Eskom, Partners To Establish Renewables Training Facility At Komati

State-owned Eskom, the South African Renewable Energy Technology Centre (Saretec) – based at the Cape Peninsula University of Technology (CPUT) – and the Global Energy Alliance for People and Planet (GEAPP) have signed a partnership agreement for the development of a new training facility to be established at the soon-to-be-decommissioned Komati power station, in Mpumalanga.
The training facility is part of Eskom’s contribution to a just transition for the local community as the Komati power station is decommissioned.
The facility will enable Eskom to reskill, retrain and upskill workers and communities, where needed, with a view to developing skills, among which would be skills aimed at serving in renewable energy generation projects that are planned for the future.
“We do not have enough skills in the country to meet the jobs that will be created through the renewables value chain. Launching this skills training facility is part of meeting that need. When this training facility works, we will replicate it at all of our power stations,” Eskom Just Energy Transition GM Mandy Rambharos said at the signing ceremony held at the power station on September 23.
In addition to the training facility, which is part of Eskom’s Komati Repowering and Repurposing project, Komati, which once had 1 000 MW coal-fired generation capacity, will now be repowered with 150 MW of solar, 70 MW of wind and 150 MW of batteries.
Eskom has also established a containerised microgrid assembly factory at the mothballed power plant.
The Komati Repowering and Repurposing project is one of the largest coal-fired power plant decommissioning, repowering and repurposing projects globally and it is hoped that it will provide a tangible case study on how to transition fossil fuel assets to cleaner sources of energy.
“Mpumalanga is endowed with the best of resources for the just energy transition – wind, solar, skilled people and available grid capacity – and, therefore, has the potential to once again become the thriving energy hub of the country,” Eskom spokesperson Sikonathi Mantshantsha said at the signing ceremony.
The funding for the training facility will be provided by the GEAPP. These funds will be used to establish the training facility and will enable Saretec – the only fully accredited training centre for renewable energy in South Africa recognised by the Quality Council for Trades and Occupations – and Eskom to educate, reskill and upskill Eskom Komati power station staff and qualifying beneficiaries from the surrounding communities in the Mpumalanga region.
Upon completion, the training centre will be managed by Eskom’s Academy of Learning, which will be supported by Saretec to achieve accreditation over time, enabling Eskom to replicate this initiative in other locations.
“South Africa can be a lighthouse for emerging markets, demonstrating the way to achieve a truly just, job-creating energy transition.
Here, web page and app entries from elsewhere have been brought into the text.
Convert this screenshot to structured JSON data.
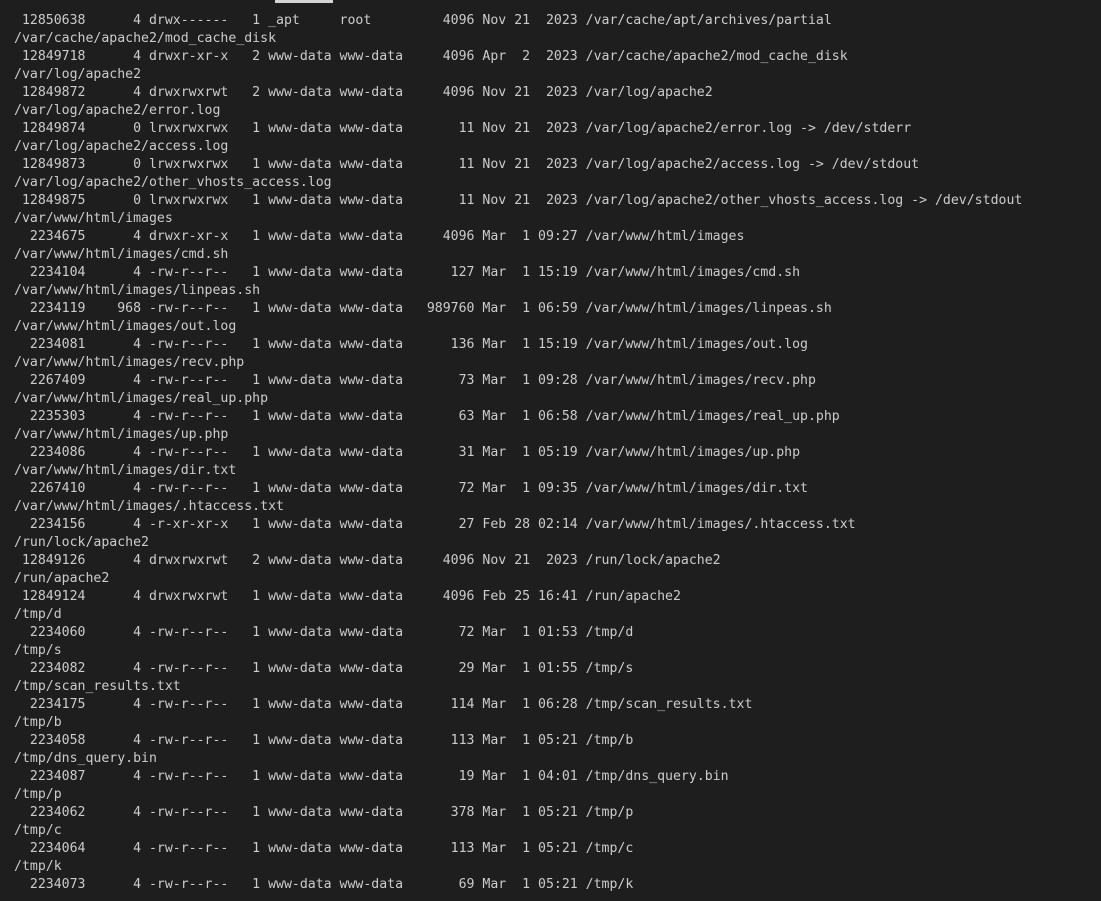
{
  "terminal": {
    "lines": [
      " 12850638      4 drwx------   1 _apt     root         4096 Nov 21  2023 /var/cache/apt/archives/partial",
      "/var/cache/apache2/mod_cache_disk",
      " 12849718      4 drwxr-xr-x   2 www-data www-data     4096 Apr  2  2023 /var/cache/apache2/mod_cache_disk",
      "/var/log/apache2",
      " 12849872      4 drwxrwxrwt   2 www-data www-data     4096 Nov 21  2023 /var/log/apache2",
      "/var/log/apache2/error.log",
      " 12849874      0 lrwxrwxrwx   1 www-data www-data       11 Nov 21  2023 /var/log/apache2/error.log -> /dev/stderr",
      "/var/log/apache2/access.log",
      " 12849873      0 lrwxrwxrwx   1 www-data www-data       11 Nov 21  2023 /var/log/apache2/access.log -> /dev/stdout",
      "/var/log/apache2/other_vhosts_access.log",
      " 12849875      0 lrwxrwxrwx   1 www-data www-data       11 Nov 21  2023 /var/log/apache2/other_vhosts_access.log -> /dev/stdout",
      "/var/www/html/images",
      "  2234675      4 drwxr-xr-x   1 www-data www-data     4096 Mar  1 09:27 /var/www/html/images",
      "/var/www/html/images/cmd.sh",
      "  2234104      4 -rw-r--r--   1 www-data www-data      127 Mar  1 15:19 /var/www/html/images/cmd.sh",
      "/var/www/html/images/linpeas.sh",
      "  2234119    968 -rw-r--r--   1 www-data www-data   989760 Mar  1 06:59 /var/www/html/images/linpeas.sh",
      "/var/www/html/images/out.log",
      "  2234081      4 -rw-r--r--   1 www-data www-data      136 Mar  1 15:19 /var/www/html/images/out.log",
      "/var/www/html/images/recv.php",
      "  2267409      4 -rw-r--r--   1 www-data www-data       73 Mar  1 09:28 /var/www/html/images/recv.php",
      "/var/www/html/images/real_up.php",
      "  2235303      4 -rw-r--r--   1 www-data www-data       63 Mar  1 06:58 /var/www/html/images/real_up.php",
      "/var/www/html/images/up.php",
      "  2234086      4 -rw-r--r--   1 www-data www-data       31 Mar  1 05:19 /var/www/html/images/up.php",
      "/var/www/html/images/dir.txt",
      "  2267410      4 -rw-r--r--   1 www-data www-data       72 Mar  1 09:35 /var/www/html/images/dir.txt",
      "/var/www/html/images/.htaccess.txt",
      "  2234156      4 -r-xr-xr-x   1 www-data www-data       27 Feb 28 02:14 /var/www/html/images/.htaccess.txt",
      "/run/lock/apache2",
      " 12849126      4 drwxrwxrwt   2 www-data www-data     4096 Nov 21  2023 /run/lock/apache2",
      "/run/apache2",
      " 12849124      4 drwxrwxrwt   1 www-data www-data     4096 Feb 25 16:41 /run/apache2",
      "/tmp/d",
      "  2234060      4 -rw-r--r--   1 www-data www-data       72 Mar  1 01:53 /tmp/d",
      "/tmp/s",
      "  2234082      4 -rw-r--r--   1 www-data www-data       29 Mar  1 01:55 /tmp/s",
      "/tmp/scan_results.txt",
      "  2234175      4 -rw-r--r--   1 www-data www-data      114 Mar  1 06:28 /tmp/scan_results.txt",
      "/tmp/b",
      "  2234058      4 -rw-r--r--   1 www-data www-data      113 Mar  1 05:21 /tmp/b",
      "/tmp/dns_query.bin",
      "  2234087      4 -rw-r--r--   1 www-data www-data       19 Mar  1 04:01 /tmp/dns_query.bin",
      "/tmp/p",
      "  2234062      4 -rw-r--r--   1 www-data www-data      378 Mar  1 05:21 /tmp/p",
      "/tmp/c",
      "  2234064      4 -rw-r--r--   1 www-data www-data      113 Mar  1 05:21 /tmp/c",
      "/tmp/k",
      "  2234073      4 -rw-r--r--   1 www-data www-data       69 Mar  1 05:21 /tmp/k"
    ]
  }
}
This new training facility will focus on the upskilling of workers before decommissioning has even begun. It can inform reskilling programmes at other power stations and catalyse investment in South Africa’s energy transition,” GEAPP executive director Joseph Nganga highlighted.
Rambharos said the partnership agreement presented a unique opportunity for the creation and scaling up of new industries across the renewables value chain. Taking full advantage of these opportunities would require the retraining and upskilling of parts of South African workforce.
“This will mitigate the risk of job losses related to the decommissioning of coal-fired power stations and create new job opportunities, particularly for unemployed young people. The Komati Training Facility will serve as a blueprint for how these training requirements can be fulfilled,” she said, reiterating Eskom’s previously stated vision for Mpumalanga to remain the energy hub of South Africa.
“Saretec is very different to other energy centres around the world and I know that we have the requisite skills to fulfil a nationally imperative project like this. We will succeed because this model must be replicated across South Africa,” CPUT vice-chancellor Professor Chris Nhlapo said, adding that the pursuit of a cleaner energy mix was the only way to address electricity challenges faced by the country.
“Renewable energy projects are going to be north of 500 MW as we go forward, as we look for economies of scale, and Mpumalanga truly is going to need those large renewable energy projects, fundamentally because we have grid available and we are able to access that grid,” wind energy development company Windlab MD Peter Venn said.
“We need to build 50 000 MW of generation – [at a cost of] about R1.25-trillion – to assist Eskom to stop the load-shedding, and there are not enough skills. There’s not enough water. There’s not enough concrete in South Africa to do that, so we all need to work together.”